Faux Theatre’s Torn is a wordless and witty exposé of life after love.
Under glorious warm sunshine, the 7th Made in Scotland annual Fringe programme was launched in Edinburgh’s Royal Botanic Gardens on Wednesday 20th May.
Psychological illusionist Derren Brown has, for over a decade, wowed audiences by blurring the view and asking if what you're seeing is witchcraft, power of the mind or reality.
Waves, by Alice Mary Cooper, is a beautiful story told with touching simplicity.
De Dansers, from Utrecht in the Netherlands, dance like no-one’s watching but ‘door Christ!’ you’ll be glad you did!
The Imaginate Festival is an annual children’s festival for performing arts held in various venues in Edinburgh.
Since opening in 2012, Reuben Sutton and Colin Herd at Sutton Gallery have always sought to exhibit an eclectic range of artists offering distinctly different styles of work.
Immigration and emigration are words heard a lot these days.
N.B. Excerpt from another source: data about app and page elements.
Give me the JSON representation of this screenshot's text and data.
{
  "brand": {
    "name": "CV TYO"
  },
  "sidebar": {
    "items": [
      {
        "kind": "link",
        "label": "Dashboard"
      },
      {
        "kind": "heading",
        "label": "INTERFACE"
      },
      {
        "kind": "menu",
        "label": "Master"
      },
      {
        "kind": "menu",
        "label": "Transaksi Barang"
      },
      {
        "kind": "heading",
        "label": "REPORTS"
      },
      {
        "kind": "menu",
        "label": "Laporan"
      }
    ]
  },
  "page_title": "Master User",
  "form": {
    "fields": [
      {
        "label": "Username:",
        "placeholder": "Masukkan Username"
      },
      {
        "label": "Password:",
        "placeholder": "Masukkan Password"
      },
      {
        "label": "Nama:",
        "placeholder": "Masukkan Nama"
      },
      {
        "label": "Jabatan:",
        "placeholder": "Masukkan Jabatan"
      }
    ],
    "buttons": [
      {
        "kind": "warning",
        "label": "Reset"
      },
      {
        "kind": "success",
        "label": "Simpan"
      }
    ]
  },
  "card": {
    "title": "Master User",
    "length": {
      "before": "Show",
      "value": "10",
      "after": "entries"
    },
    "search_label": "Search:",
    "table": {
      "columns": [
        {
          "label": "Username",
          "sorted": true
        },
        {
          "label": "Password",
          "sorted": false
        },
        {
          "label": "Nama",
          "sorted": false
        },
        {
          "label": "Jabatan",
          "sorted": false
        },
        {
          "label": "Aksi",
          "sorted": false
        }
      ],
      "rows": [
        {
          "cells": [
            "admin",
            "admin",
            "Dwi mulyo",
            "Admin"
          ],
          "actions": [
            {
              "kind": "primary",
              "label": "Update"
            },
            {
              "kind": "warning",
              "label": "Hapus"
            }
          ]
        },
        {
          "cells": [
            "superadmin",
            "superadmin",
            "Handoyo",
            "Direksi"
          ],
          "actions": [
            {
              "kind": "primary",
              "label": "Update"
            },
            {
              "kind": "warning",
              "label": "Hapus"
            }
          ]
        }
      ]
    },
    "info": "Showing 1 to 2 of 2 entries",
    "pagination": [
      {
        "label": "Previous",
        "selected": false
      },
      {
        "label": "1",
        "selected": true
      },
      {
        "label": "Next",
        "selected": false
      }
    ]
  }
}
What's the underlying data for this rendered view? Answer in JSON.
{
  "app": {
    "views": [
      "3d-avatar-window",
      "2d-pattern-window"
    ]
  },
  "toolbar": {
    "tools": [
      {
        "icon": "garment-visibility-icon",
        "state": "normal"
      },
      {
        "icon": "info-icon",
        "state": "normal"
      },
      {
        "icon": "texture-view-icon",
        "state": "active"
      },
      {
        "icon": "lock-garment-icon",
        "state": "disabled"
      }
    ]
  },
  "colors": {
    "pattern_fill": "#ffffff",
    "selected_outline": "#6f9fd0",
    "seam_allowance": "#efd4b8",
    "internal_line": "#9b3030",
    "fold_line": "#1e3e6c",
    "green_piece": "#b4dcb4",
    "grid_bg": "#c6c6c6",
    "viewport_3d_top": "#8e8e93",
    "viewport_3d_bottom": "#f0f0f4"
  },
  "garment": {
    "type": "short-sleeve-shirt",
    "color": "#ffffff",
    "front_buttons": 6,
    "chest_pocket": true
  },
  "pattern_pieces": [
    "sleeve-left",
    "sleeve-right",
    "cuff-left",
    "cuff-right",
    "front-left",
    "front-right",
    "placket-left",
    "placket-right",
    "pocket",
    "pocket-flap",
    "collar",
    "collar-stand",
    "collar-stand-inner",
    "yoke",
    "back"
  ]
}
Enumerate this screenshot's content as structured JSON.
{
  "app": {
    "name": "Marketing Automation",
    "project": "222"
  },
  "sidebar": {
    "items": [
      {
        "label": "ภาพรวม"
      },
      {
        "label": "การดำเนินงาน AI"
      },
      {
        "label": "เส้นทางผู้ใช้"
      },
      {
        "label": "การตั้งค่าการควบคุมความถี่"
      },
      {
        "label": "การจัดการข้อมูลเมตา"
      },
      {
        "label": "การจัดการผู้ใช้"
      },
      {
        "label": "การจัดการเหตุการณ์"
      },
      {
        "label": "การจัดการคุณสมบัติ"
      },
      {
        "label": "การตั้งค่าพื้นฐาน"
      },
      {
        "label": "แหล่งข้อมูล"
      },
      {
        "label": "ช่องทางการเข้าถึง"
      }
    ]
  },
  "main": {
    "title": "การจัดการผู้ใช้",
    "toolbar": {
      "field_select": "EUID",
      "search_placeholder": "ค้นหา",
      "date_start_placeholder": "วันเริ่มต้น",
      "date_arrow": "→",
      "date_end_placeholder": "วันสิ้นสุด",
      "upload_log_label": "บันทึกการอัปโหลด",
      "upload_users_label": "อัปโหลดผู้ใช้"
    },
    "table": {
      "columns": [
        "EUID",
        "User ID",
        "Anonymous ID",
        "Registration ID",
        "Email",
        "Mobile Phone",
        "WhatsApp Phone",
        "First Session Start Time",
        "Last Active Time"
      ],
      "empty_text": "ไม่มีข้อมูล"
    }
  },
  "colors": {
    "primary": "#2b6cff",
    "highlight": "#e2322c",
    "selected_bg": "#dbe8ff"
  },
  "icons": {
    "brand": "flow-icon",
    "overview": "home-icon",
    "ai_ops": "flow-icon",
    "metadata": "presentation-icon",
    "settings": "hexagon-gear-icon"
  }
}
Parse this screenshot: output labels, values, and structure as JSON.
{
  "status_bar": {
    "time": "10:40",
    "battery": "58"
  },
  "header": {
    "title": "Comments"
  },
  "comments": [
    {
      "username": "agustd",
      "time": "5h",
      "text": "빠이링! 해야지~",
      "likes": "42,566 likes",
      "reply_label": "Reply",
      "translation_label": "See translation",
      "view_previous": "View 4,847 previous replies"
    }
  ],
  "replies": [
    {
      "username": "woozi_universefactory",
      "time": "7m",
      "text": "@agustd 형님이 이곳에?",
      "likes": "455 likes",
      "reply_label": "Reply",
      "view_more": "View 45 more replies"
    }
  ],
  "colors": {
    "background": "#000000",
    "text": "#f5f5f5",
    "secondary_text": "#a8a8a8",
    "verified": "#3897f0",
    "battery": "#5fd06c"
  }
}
This show from Haderslev in Denmark tells a tale based on a Danish legend written by Nobel prizewinning author Johannes V.
Hup is a short and quietly beautiful piece of bespoke musical theatre for babies and toddlers up to 24 months.
The “…particularly thin elephant in the room” that this new play from Caroline Horton is tackling is a version of her own experience of and recovery from anorexia.
The Creation was composed at the end of the eighteenth century.
Storyteller Polarbear, aka Steven Camden, inspires his audience to get writing as he plucks ideas out of the air and makes a big mess all over the floor.
Seven years after its original inception, Donald Smith’s adaptation of Robert Louis Stevenson’s classic Scottish novel returns to the Scottish Storytelling Centre for two performances.
Could Lee Miller, model and one of the world’s most famous female war photographers, have been more than just friends with Pablo Picasso?
That is the question posed by her son and archivist, Tony Penrose, who has been working with the Scottish National Portrait Gallery on a major new summer show about the pair that starts later this month.
He was dubbed Van Gogh’s twin because of his uncanny resemblance to the Dutch painter.
Starters served up in a scrap of brown paper, gorse from Arthur's Seat diffused into a mid-course nectar and the creamiest ice-lolly for dessert.
This quirky, pop-up feast from the brilliance of Kith and Kin, the recently formed duo Polly Higginson and Aimie Brown, who met whilst working at Edinburgh’s Gardener’s Cottage, brings all the art and surprise of a nature table to your plate and your doorstep.
The anticipation in waiting for a show to start usually takes the form of waiting in a bright auditorium for the lights to dim and the proverbial curtain to rise.
Unicorn Theatre’s Henry the Fifth throws in a bit of history, a bit of Shakespeare and a lot of artistic licence to get the 2015 Imaginate Festival for children and young people off to a great start.
A lifelong fan of the works of P G Wodehouse, I was very much looking forward to tonight’s performance of Jeeves And Wooster: Perfect Nonsense at the Kings Theatre, Edinburgh.
As scores of teacher chastened school weans gather in the upstairs foyer to enter the auditorium of the Festival Theatre Studio, they are met by the two characters Henry and Bucket from Kilkenny theat
It is a belief held in some religious faiths that man has been created from clay.